Does Juneau really need to replace its historic buildings? The reason given is that parking is needed for legislative aides. Why don't they walk to work? Many, if not most, live downtown.
More parking lots are never the answer. Just as with adding roads, the more you build the more cars will come. The result gaps in buildings are like missing teeth. Just to the north of the handsome old Baranof Hotel, one of the jewels of the downtown, will be not a block of nice old places but a gap. Turn on Second and there's already a gap; a parking lot. Behind the Baranof is - a parking lot. Go up the street to the old Faulkner, Banfield law offices and what do you see?
Does Juneau, already under heavy criticism from visitors as housing far too many schlock gift shops, want to add parking lots to its image?
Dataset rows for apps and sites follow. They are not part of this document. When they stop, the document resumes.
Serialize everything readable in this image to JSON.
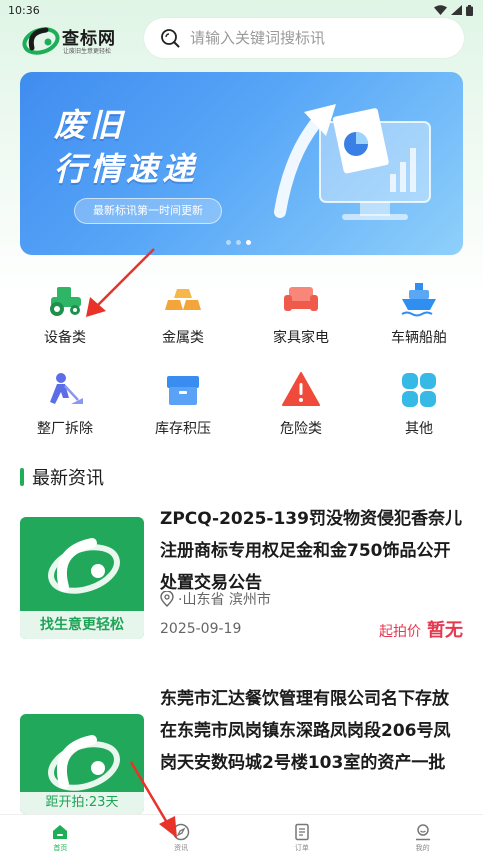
{
  "status_bar": {
    "time": "10:36"
  },
  "header": {
    "logo_title": "查标网",
    "logo_slogan": "让废旧生意更轻松",
    "search_placeholder": "请输入关键词搜标讯"
  },
  "banner": {
    "title_line1": "废旧",
    "title_line2": "行情速递",
    "pill_text": "最新标讯第一时间更新",
    "dot_count": 3,
    "active_dot": 3
  },
  "categories": [
    {
      "label": "设备类",
      "icon": "tractor-icon",
      "color": "#2fb566"
    },
    {
      "label": "金属类",
      "icon": "gold-bars-icon",
      "color": "#f4a53a"
    },
    {
      "label": "家具家电",
      "icon": "sofa-icon",
      "color": "#f05a4a"
    },
    {
      "label": "车辆船舶",
      "icon": "ship-icon",
      "color": "#2e8ff0"
    },
    {
      "label": "整厂拆除",
      "icon": "worker-icon",
      "color": "#5b6ee8"
    },
    {
      "label": "库存积压",
      "icon": "box-icon",
      "color": "#3a8df0"
    },
    {
      "label": "危险类",
      "icon": "warning-icon",
      "color": "#ef4a3a"
    },
    {
      "label": "其他",
      "icon": "grid-icon",
      "color": "#37b9e6"
    }
  ],
  "news_section": {
    "title": "最新资讯"
  },
  "news": [
    {
      "title": "ZPCQ-2025-139罚没物资侵犯香奈儿注册商标专用权足金和金750饰品公开处置交易公告",
      "thumb_caption": "找生意更轻松",
      "location": "·山东省 滨州市",
      "date": "2025-09-19",
      "price_label": "起拍价",
      "price_value": "暂无"
    },
    {
      "title": "东莞市汇达餐饮管理有限公司名下存放在东莞市凤岗镇东深路凤岗段206号凤岗天安数码城2号楼103室的资产一批",
      "thumb_caption": "距开拍:23天"
    }
  ],
  "tabbar": [
    {
      "label": "首页",
      "icon": "home-icon",
      "active": true
    },
    {
      "label": "资讯",
      "icon": "compass-icon",
      "active": false
    },
    {
      "label": "订单",
      "icon": "document-icon",
      "active": false
    },
    {
      "label": "我的",
      "icon": "profile-icon",
      "active": false
    }
  ],
  "colors": {
    "brand_green": "#1fae58",
    "price_red": "#e53950",
    "banner_blue": "#4a96f2"
  }
}
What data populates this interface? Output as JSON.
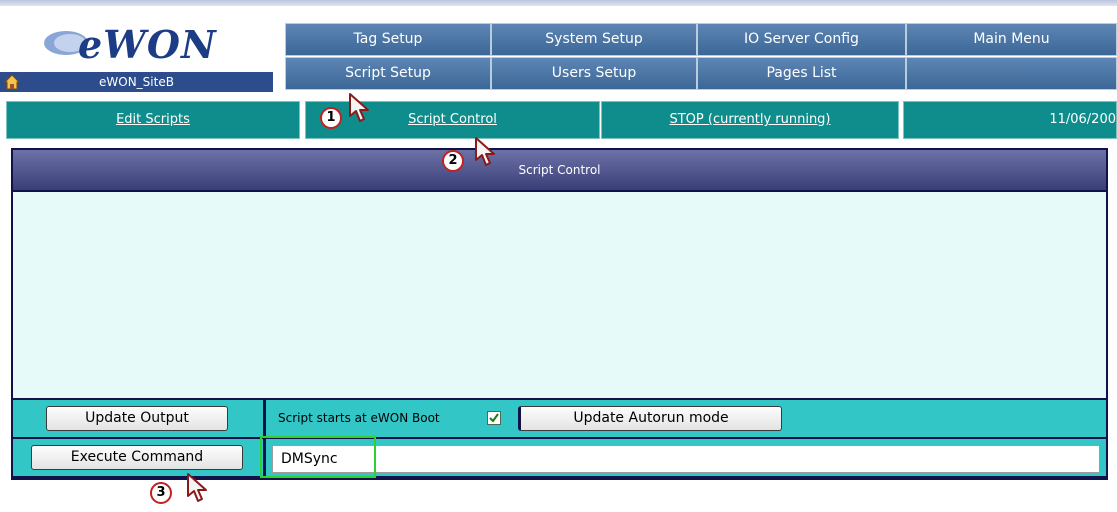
{
  "logo": {
    "text": "eWON"
  },
  "site": {
    "name": "eWON_SiteB",
    "icon": "home-icon"
  },
  "menu": {
    "row1": [
      "Tag Setup",
      "System Setup",
      "IO Server Config",
      "Main Menu"
    ],
    "row2": [
      "Script Setup",
      "Users Setup",
      "Pages List",
      ""
    ]
  },
  "subnav": {
    "edit_scripts": "Edit Scripts",
    "script_control": "Script Control",
    "stop": "STOP (currently running)",
    "date": "11/06/200"
  },
  "panel": {
    "title": "Script Control",
    "output": "",
    "update_output_label": "Update Output",
    "autorun_label": "Script starts at eWON Boot",
    "autorun_checked": true,
    "update_autorun_label": "Update Autorun mode",
    "execute_label": "Execute Command",
    "command_value": "DMSync"
  },
  "callouts": [
    "1",
    "2",
    "3"
  ],
  "colors": {
    "menu_blue": "#4a74a5",
    "subnav_teal": "#0f8c8c",
    "row_cyan": "#33c6c6",
    "panel_navy": "#12124a",
    "output_bg": "#e7fafa",
    "highlight_green": "#2ed12e",
    "callout_red": "#c22121"
  }
}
Who wants to wander around a downtown area and look at pavement?
It was said at the Assembly meeting that it would cost around $500,000 to tear the building down. Wouldn't it make far more sense to renovate it? I understand the interior is quite handsome, which would make sense for a building built as a lodge.
Time is short, as this was sprung on even Assembly members on the morning of the meeting, but there is about two weeks for action.
When I moved here I was quite impressed with the move to research and save downtown Juneau's historic buildings. Was that simply a fad?
Is there a disconnect between wanting tourists and supplying amenities that the year-round people can enjoy? There shouldn't be. If the core area of the town is pleasant and functional, it will be enjoyed by all who come here as well as those who live here.
This is probably a useless plea. Thinking of old buildings as worn-out comes naturally to those who neither know nor care about their history. But every building that goes takes one piece of real Juneau with it. Parking lots can never replace that. A real community honors those who established it. Juneau is young enough that it could be done, but I expect there's no interest in that.